(Page and application data records)
##############################

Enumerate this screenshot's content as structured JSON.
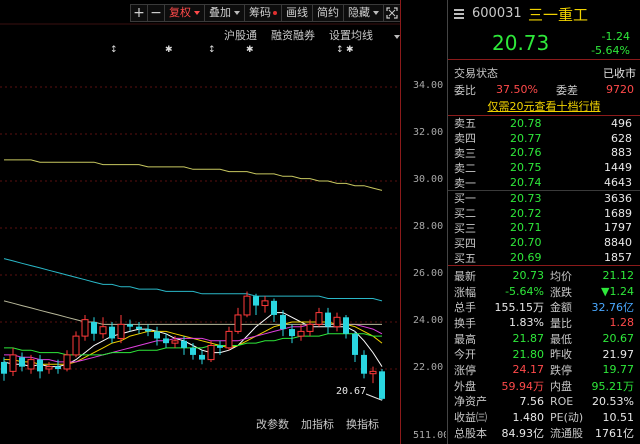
{
  "toolbar": {
    "plus": "+",
    "minus": "−",
    "restore_right": "复权",
    "overlay": "叠加",
    "chips": "筹码",
    "drawing": "画线",
    "brief": "简约",
    "hide": "隐藏"
  },
  "subbar": {
    "hsgt": "沪股通",
    "margin": "融资融券",
    "ma_settings": "设置均线"
  },
  "bottom_tools": {
    "edit_params": "改参数",
    "add_indicator": "加指标",
    "switch_indicator": "换指标"
  },
  "price_axis": {
    "ticks": [
      "34.00",
      "32.00",
      "30.00",
      "28.00",
      "26.00",
      "24.00",
      "22.00"
    ],
    "bottom_label": "511.00"
  },
  "chart_annotation": {
    "low_price": "20.67"
  },
  "chart_data": {
    "type": "candlestick",
    "ylim": [
      20.0,
      35.0
    ],
    "candles": [
      {
        "o": 22.3,
        "c": 21.8,
        "h": 22.5,
        "l": 21.5
      },
      {
        "o": 21.9,
        "c": 22.6,
        "h": 22.9,
        "l": 21.7
      },
      {
        "o": 22.5,
        "c": 22.1,
        "h": 22.7,
        "l": 21.9
      },
      {
        "o": 22.0,
        "c": 22.4,
        "h": 22.6,
        "l": 21.8
      },
      {
        "o": 22.4,
        "c": 21.9,
        "h": 22.6,
        "l": 21.6
      },
      {
        "o": 22.0,
        "c": 22.1,
        "h": 22.3,
        "l": 21.8
      },
      {
        "o": 22.1,
        "c": 22.0,
        "h": 22.4,
        "l": 21.8
      },
      {
        "o": 22.0,
        "c": 22.6,
        "h": 22.8,
        "l": 21.9
      },
      {
        "o": 22.6,
        "c": 23.4,
        "h": 23.6,
        "l": 22.5
      },
      {
        "o": 23.4,
        "c": 24.1,
        "h": 24.3,
        "l": 23.2
      },
      {
        "o": 24.0,
        "c": 23.5,
        "h": 24.2,
        "l": 23.2
      },
      {
        "o": 23.5,
        "c": 23.8,
        "h": 24.2,
        "l": 23.3
      },
      {
        "o": 23.8,
        "c": 23.3,
        "h": 24.0,
        "l": 23.1
      },
      {
        "o": 23.3,
        "c": 23.9,
        "h": 24.3,
        "l": 23.1
      },
      {
        "o": 23.9,
        "c": 23.8,
        "h": 24.1,
        "l": 23.6
      },
      {
        "o": 23.8,
        "c": 23.7,
        "h": 24.0,
        "l": 23.5
      },
      {
        "o": 23.7,
        "c": 23.6,
        "h": 23.9,
        "l": 23.4
      },
      {
        "o": 23.6,
        "c": 23.3,
        "h": 23.8,
        "l": 23.0
      },
      {
        "o": 23.3,
        "c": 23.1,
        "h": 23.5,
        "l": 22.9
      },
      {
        "o": 23.1,
        "c": 23.2,
        "h": 23.4,
        "l": 22.9
      },
      {
        "o": 23.2,
        "c": 22.9,
        "h": 23.4,
        "l": 22.6
      },
      {
        "o": 22.9,
        "c": 22.6,
        "h": 23.1,
        "l": 22.4
      },
      {
        "o": 22.6,
        "c": 22.4,
        "h": 22.8,
        "l": 22.2
      },
      {
        "o": 22.4,
        "c": 23.0,
        "h": 23.2,
        "l": 22.3
      },
      {
        "o": 23.0,
        "c": 22.9,
        "h": 23.2,
        "l": 22.6
      },
      {
        "o": 22.9,
        "c": 23.6,
        "h": 23.8,
        "l": 22.8
      },
      {
        "o": 23.6,
        "c": 24.3,
        "h": 24.6,
        "l": 23.5
      },
      {
        "o": 24.3,
        "c": 25.1,
        "h": 25.3,
        "l": 24.2
      },
      {
        "o": 25.1,
        "c": 24.7,
        "h": 25.2,
        "l": 24.3
      },
      {
        "o": 24.7,
        "c": 24.9,
        "h": 25.1,
        "l": 24.4
      },
      {
        "o": 24.9,
        "c": 24.3,
        "h": 25.0,
        "l": 24.0
      },
      {
        "o": 24.3,
        "c": 23.7,
        "h": 24.5,
        "l": 23.4
      },
      {
        "o": 23.7,
        "c": 23.4,
        "h": 23.9,
        "l": 23.1
      },
      {
        "o": 23.4,
        "c": 23.6,
        "h": 23.9,
        "l": 23.2
      },
      {
        "o": 23.6,
        "c": 23.9,
        "h": 24.1,
        "l": 23.4
      },
      {
        "o": 23.9,
        "c": 24.4,
        "h": 24.6,
        "l": 23.8
      },
      {
        "o": 24.4,
        "c": 23.8,
        "h": 24.6,
        "l": 23.5
      },
      {
        "o": 23.8,
        "c": 24.2,
        "h": 24.4,
        "l": 23.6
      },
      {
        "o": 24.2,
        "c": 23.5,
        "h": 24.3,
        "l": 23.3
      },
      {
        "o": 23.5,
        "c": 22.6,
        "h": 23.6,
        "l": 22.3
      },
      {
        "o": 22.6,
        "c": 21.8,
        "h": 22.8,
        "l": 21.6
      },
      {
        "o": 21.8,
        "c": 21.9,
        "h": 22.1,
        "l": 21.4
      },
      {
        "o": 21.9,
        "c": 20.73,
        "h": 22.0,
        "l": 20.67
      }
    ],
    "ma_lines": [
      {
        "color": "#ffffff",
        "values": [
          22.3,
          22.2,
          22.2,
          22.1,
          22.2,
          22.1,
          22.1,
          22.2,
          22.4,
          22.7,
          23.0,
          23.2,
          23.4,
          23.5,
          23.6,
          23.7,
          23.7,
          23.6,
          23.5,
          23.3,
          23.2,
          23.0,
          22.8,
          22.7,
          22.7,
          22.8,
          23.0,
          23.4,
          23.8,
          24.1,
          24.4,
          24.4,
          24.2,
          24.0,
          23.8,
          23.8,
          23.8,
          23.8,
          23.8,
          23.6,
          23.2,
          22.7,
          22.1
        ]
      },
      {
        "color": "#f0d200",
        "values": [
          22.4,
          22.4,
          22.3,
          22.3,
          22.2,
          22.2,
          22.2,
          22.2,
          22.3,
          22.5,
          22.7,
          22.9,
          23.1,
          23.2,
          23.4,
          23.5,
          23.6,
          23.6,
          23.6,
          23.5,
          23.4,
          23.3,
          23.2,
          23.1,
          23.0,
          22.9,
          23.0,
          23.2,
          23.4,
          23.6,
          23.8,
          23.9,
          24.0,
          24.0,
          24.0,
          24.0,
          24.0,
          23.9,
          23.9,
          23.8,
          23.6,
          23.4,
          23.1
        ]
      },
      {
        "color": "#e040e0",
        "values": [
          22.6,
          22.6,
          22.5,
          22.5,
          22.4,
          22.4,
          22.3,
          22.3,
          22.3,
          22.4,
          22.5,
          22.6,
          22.7,
          22.8,
          22.9,
          23.0,
          23.1,
          23.2,
          23.2,
          23.3,
          23.3,
          23.3,
          23.3,
          23.2,
          23.2,
          23.2,
          23.2,
          23.3,
          23.4,
          23.5,
          23.6,
          23.7,
          23.8,
          23.8,
          23.9,
          23.9,
          23.9,
          23.9,
          23.9,
          23.9,
          23.8,
          23.7,
          23.5
        ]
      },
      {
        "color": "#2ee83a",
        "values": [
          22.9,
          22.9,
          22.8,
          22.8,
          22.7,
          22.7,
          22.7,
          22.6,
          22.6,
          22.6,
          22.6,
          22.6,
          22.7,
          22.7,
          22.7,
          22.8,
          22.8,
          22.8,
          22.9,
          22.9,
          22.9,
          22.9,
          22.9,
          23.0,
          23.0,
          23.0,
          23.0,
          23.1,
          23.1,
          23.2,
          23.2,
          23.3,
          23.3,
          23.4,
          23.4,
          23.4,
          23.5,
          23.5,
          23.5,
          23.5,
          23.5,
          23.4,
          23.4
        ]
      },
      {
        "color": "#b8b89a",
        "values": [
          24.9,
          24.8,
          24.7,
          24.6,
          24.5,
          24.4,
          24.3,
          24.2,
          24.1,
          24.0,
          24.0,
          23.9,
          23.9,
          23.9,
          23.9,
          23.9,
          23.9,
          23.9,
          23.9,
          23.9,
          23.9,
          23.9,
          23.9,
          23.9,
          23.9,
          23.9,
          23.9,
          23.9,
          23.9,
          23.9,
          23.9,
          23.9,
          23.9,
          23.9,
          23.9,
          23.9,
          23.9,
          23.9,
          23.9,
          23.9,
          23.9,
          23.9,
          23.9
        ]
      },
      {
        "color": "#2ab8c8",
        "values": [
          26.7,
          26.6,
          26.5,
          26.4,
          26.3,
          26.2,
          26.1,
          26.0,
          25.9,
          25.8,
          25.7,
          25.6,
          25.6,
          25.5,
          25.5,
          25.4,
          25.4,
          25.4,
          25.3,
          25.3,
          25.3,
          25.3,
          25.2,
          25.2,
          25.2,
          25.2,
          25.2,
          25.2,
          25.1,
          25.1,
          25.1,
          25.1,
          25.1,
          25.1,
          25.1,
          25.1,
          25.0,
          25.0,
          25.0,
          25.0,
          25.0,
          25.0,
          24.9
        ]
      },
      {
        "color": "#c8c860",
        "values": [
          30.9,
          30.9,
          30.9,
          30.9,
          30.8,
          30.8,
          30.8,
          30.8,
          30.8,
          30.8,
          30.8,
          30.7,
          30.7,
          30.7,
          30.7,
          30.7,
          30.6,
          30.6,
          30.6,
          30.6,
          30.6,
          30.5,
          30.5,
          30.5,
          30.5,
          30.4,
          30.4,
          30.4,
          30.3,
          30.3,
          30.3,
          30.2,
          30.2,
          30.1,
          30.1,
          30.0,
          30.0,
          29.9,
          29.9,
          29.8,
          29.8,
          29.7,
          29.6
        ]
      }
    ]
  },
  "quote": {
    "code": "600031",
    "name": "三一重工",
    "price": "20.73",
    "change": "-1.24",
    "change_pct": "-5.64%",
    "status_label": "交易状态",
    "status_value": "已收市",
    "ratio_label": "委比",
    "ratio_value": "37.50%",
    "diff_label": "委差",
    "diff_value": "9720",
    "level10_link": "仅需20元查看十档行情",
    "asks": [
      {
        "label": "卖五",
        "price": "20.78",
        "vol": "496"
      },
      {
        "label": "卖四",
        "price": "20.77",
        "vol": "628"
      },
      {
        "label": "卖三",
        "price": "20.76",
        "vol": "883"
      },
      {
        "label": "卖二",
        "price": "20.75",
        "vol": "1449"
      },
      {
        "label": "卖一",
        "price": "20.74",
        "vol": "4643"
      }
    ],
    "bids": [
      {
        "label": "买一",
        "price": "20.73",
        "vol": "3636"
      },
      {
        "label": "买二",
        "price": "20.72",
        "vol": "1689"
      },
      {
        "label": "买三",
        "price": "20.71",
        "vol": "1797"
      },
      {
        "label": "买四",
        "price": "20.70",
        "vol": "8840"
      },
      {
        "label": "买五",
        "price": "20.69",
        "vol": "1857"
      }
    ],
    "stats": [
      {
        "k1": "最新",
        "v1": "20.73",
        "c1": "green",
        "k2": "均价",
        "v2": "21.12",
        "c2": "green"
      },
      {
        "k1": "涨幅",
        "v1": "-5.64%",
        "c1": "green",
        "k2": "涨跌",
        "v2": "▼1.24",
        "c2": "green"
      },
      {
        "k1": "总手",
        "v1": "155.15万",
        "c1": "white",
        "k2": "金额",
        "v2": "32.76亿",
        "c2": "blue"
      },
      {
        "k1": "换手",
        "v1": "1.83%",
        "c1": "white",
        "k2": "量比",
        "v2": "1.28",
        "c2": "red"
      },
      {
        "k1": "最高",
        "v1": "21.87",
        "c1": "green",
        "k2": "最低",
        "v2": "20.67",
        "c2": "green"
      },
      {
        "k1": "今开",
        "v1": "21.80",
        "c1": "green",
        "k2": "昨收",
        "v2": "21.97",
        "c2": "white"
      },
      {
        "k1": "涨停",
        "v1": "24.17",
        "c1": "red",
        "k2": "跌停",
        "v2": "19.77",
        "c2": "green"
      },
      {
        "k1": "外盘",
        "v1": "59.94万",
        "c1": "red",
        "k2": "内盘",
        "v2": "95.21万",
        "c2": "green"
      },
      {
        "k1": "净资产",
        "v1": "7.56",
        "c1": "white",
        "k2": "ROE",
        "v2": "20.53%",
        "c2": "white"
      },
      {
        "k1": "收益㈢",
        "v1": "1.480",
        "c1": "white",
        "k2": "PE(动)",
        "v2": "10.51",
        "c2": "white"
      },
      {
        "k1": "总股本",
        "v1": "84.93亿",
        "c1": "white",
        "k2": "流通股",
        "v2": "1761亿",
        "c2": "white"
      }
    ]
  }
}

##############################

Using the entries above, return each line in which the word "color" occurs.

        "color": "#ffffff",
        "color": "#f0d200",
        "color": "#e040e0",
        "color": "#2ee83a",
        "color": "#b8b89a",
        "color": "#2ab8c8",
        "color": "#c8c860",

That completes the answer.